= Work required =
Check every line of the records below for the string "brush", then report only how many lines have it.

-*-*-

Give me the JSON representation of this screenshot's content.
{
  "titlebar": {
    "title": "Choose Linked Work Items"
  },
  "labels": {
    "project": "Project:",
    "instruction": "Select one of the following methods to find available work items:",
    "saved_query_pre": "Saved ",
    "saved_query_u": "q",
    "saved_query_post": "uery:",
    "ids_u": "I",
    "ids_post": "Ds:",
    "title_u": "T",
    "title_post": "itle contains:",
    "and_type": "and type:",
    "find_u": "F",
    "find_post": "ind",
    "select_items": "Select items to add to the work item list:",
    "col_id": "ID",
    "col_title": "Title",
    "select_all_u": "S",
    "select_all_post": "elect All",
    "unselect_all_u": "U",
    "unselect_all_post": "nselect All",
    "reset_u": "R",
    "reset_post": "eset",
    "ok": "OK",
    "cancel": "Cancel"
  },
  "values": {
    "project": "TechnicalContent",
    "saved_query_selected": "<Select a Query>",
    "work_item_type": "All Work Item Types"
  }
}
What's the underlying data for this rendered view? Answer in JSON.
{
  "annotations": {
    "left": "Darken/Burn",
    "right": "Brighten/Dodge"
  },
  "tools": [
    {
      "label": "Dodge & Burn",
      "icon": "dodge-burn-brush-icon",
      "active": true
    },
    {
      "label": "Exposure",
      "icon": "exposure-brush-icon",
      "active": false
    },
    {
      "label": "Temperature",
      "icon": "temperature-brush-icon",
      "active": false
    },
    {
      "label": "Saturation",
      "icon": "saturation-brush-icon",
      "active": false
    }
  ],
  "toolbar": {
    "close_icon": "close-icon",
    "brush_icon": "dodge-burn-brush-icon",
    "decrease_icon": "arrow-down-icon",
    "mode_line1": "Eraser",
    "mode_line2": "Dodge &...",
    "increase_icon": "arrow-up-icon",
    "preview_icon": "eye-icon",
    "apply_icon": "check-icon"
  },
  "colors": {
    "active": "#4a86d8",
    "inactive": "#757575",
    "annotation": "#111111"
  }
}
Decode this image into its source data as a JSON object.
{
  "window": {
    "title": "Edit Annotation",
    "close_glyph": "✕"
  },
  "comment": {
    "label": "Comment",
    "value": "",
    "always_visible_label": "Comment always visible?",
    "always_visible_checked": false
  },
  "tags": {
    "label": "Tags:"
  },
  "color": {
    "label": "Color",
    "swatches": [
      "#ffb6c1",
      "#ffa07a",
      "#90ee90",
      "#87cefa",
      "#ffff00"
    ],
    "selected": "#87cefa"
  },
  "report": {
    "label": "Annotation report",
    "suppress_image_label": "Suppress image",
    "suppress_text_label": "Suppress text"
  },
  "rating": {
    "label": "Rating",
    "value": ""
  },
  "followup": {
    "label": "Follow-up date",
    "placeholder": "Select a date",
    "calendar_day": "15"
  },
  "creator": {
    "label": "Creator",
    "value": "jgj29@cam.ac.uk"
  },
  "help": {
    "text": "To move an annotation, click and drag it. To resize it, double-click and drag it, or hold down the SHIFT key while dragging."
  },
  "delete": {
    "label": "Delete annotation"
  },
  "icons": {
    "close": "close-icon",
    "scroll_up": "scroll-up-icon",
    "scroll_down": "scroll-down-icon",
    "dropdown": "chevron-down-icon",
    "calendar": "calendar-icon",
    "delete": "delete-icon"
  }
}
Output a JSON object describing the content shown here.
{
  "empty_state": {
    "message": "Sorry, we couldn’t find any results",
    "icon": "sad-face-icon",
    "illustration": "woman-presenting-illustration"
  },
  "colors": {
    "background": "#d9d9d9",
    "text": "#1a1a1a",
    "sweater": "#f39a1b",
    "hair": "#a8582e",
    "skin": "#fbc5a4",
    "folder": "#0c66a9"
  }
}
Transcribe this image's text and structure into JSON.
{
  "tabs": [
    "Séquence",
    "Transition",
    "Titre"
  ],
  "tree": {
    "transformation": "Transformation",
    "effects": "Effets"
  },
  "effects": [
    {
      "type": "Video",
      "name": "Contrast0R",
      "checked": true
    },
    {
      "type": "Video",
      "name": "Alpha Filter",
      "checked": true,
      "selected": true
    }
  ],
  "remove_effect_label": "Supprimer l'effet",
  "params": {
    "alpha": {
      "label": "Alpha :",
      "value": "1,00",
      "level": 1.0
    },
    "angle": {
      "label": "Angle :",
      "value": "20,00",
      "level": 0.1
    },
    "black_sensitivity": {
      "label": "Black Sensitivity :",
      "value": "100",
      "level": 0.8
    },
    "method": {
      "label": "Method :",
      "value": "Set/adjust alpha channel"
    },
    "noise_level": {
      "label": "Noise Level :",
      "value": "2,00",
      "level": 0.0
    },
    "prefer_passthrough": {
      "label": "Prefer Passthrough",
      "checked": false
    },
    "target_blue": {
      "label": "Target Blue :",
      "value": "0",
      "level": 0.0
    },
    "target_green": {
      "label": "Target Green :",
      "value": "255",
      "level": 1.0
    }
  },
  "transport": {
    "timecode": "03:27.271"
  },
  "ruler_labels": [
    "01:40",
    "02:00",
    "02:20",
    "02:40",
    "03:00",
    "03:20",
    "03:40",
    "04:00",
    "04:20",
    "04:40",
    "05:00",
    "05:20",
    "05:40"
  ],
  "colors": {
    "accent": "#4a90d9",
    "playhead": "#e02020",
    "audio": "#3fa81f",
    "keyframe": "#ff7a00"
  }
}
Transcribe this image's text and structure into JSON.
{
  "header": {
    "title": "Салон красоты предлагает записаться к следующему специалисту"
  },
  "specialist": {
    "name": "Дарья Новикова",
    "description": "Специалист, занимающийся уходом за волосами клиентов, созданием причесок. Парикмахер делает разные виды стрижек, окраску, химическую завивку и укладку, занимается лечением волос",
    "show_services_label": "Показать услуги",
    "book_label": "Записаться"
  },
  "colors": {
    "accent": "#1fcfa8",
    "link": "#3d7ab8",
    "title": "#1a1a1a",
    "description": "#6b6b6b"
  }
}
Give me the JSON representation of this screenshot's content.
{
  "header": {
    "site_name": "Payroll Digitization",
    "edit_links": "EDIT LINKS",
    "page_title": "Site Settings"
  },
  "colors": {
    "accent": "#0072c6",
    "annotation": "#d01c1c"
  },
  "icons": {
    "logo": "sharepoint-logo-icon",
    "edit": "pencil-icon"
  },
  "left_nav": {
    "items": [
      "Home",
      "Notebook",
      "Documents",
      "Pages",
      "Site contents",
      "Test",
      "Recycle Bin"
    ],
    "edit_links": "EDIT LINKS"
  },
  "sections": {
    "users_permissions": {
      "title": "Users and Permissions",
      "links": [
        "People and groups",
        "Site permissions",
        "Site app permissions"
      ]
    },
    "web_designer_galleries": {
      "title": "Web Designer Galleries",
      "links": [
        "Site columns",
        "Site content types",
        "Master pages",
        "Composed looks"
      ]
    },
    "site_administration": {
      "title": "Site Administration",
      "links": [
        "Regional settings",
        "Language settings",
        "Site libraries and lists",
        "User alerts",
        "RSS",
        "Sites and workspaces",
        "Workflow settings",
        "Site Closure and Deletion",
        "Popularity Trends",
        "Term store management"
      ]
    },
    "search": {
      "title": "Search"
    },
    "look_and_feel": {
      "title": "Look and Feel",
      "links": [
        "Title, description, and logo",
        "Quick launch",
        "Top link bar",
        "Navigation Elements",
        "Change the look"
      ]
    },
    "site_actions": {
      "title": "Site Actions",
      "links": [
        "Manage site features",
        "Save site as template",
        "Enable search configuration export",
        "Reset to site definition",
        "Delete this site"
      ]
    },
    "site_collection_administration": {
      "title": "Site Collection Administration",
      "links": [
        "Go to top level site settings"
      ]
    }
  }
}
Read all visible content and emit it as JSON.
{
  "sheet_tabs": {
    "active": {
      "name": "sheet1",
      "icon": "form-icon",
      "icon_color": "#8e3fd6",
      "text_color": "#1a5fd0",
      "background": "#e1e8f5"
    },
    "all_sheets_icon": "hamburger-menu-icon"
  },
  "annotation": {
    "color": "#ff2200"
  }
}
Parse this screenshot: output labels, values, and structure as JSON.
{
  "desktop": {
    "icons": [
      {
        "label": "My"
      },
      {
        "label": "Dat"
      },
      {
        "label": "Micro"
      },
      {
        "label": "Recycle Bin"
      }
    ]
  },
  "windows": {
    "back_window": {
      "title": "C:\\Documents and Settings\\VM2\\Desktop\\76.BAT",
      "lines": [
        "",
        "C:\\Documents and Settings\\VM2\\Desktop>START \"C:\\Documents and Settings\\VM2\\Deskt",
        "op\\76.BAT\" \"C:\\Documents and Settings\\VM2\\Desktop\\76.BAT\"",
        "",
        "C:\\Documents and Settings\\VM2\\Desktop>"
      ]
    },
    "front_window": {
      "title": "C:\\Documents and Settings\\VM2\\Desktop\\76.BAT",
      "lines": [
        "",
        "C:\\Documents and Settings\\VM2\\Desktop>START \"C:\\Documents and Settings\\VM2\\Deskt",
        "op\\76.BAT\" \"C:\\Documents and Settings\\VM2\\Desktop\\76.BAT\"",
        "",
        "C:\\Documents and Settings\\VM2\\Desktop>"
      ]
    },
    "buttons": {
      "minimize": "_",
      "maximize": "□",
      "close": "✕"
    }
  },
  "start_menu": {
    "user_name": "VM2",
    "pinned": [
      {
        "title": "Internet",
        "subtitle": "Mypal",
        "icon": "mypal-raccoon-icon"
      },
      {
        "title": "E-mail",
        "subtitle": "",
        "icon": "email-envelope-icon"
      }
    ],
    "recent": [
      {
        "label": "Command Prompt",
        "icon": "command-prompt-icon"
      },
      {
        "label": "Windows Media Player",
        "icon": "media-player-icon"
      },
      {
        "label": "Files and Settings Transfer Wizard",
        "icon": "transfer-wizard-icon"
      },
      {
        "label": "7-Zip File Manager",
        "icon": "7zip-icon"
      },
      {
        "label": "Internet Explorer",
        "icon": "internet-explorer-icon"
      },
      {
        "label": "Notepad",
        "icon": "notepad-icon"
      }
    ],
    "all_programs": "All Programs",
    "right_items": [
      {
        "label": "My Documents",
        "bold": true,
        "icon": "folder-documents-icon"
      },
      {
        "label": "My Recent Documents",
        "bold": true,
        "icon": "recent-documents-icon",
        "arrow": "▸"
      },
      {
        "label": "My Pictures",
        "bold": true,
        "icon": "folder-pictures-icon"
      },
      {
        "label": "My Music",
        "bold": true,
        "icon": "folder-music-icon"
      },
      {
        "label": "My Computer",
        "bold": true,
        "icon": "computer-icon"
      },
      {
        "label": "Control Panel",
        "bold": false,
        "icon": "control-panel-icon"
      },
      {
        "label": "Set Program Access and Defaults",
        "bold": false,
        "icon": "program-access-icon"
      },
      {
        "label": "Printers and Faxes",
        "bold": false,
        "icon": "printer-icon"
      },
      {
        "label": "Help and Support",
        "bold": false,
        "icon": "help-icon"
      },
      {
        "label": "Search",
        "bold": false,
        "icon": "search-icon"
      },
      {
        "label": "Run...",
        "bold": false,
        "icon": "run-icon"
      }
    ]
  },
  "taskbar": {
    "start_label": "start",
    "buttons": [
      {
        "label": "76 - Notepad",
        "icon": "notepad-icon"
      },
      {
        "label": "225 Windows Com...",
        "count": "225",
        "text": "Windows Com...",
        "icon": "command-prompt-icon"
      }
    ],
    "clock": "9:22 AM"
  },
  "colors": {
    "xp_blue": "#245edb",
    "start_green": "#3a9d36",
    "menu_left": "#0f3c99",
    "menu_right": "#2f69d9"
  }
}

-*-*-

= Solution for this problem =
5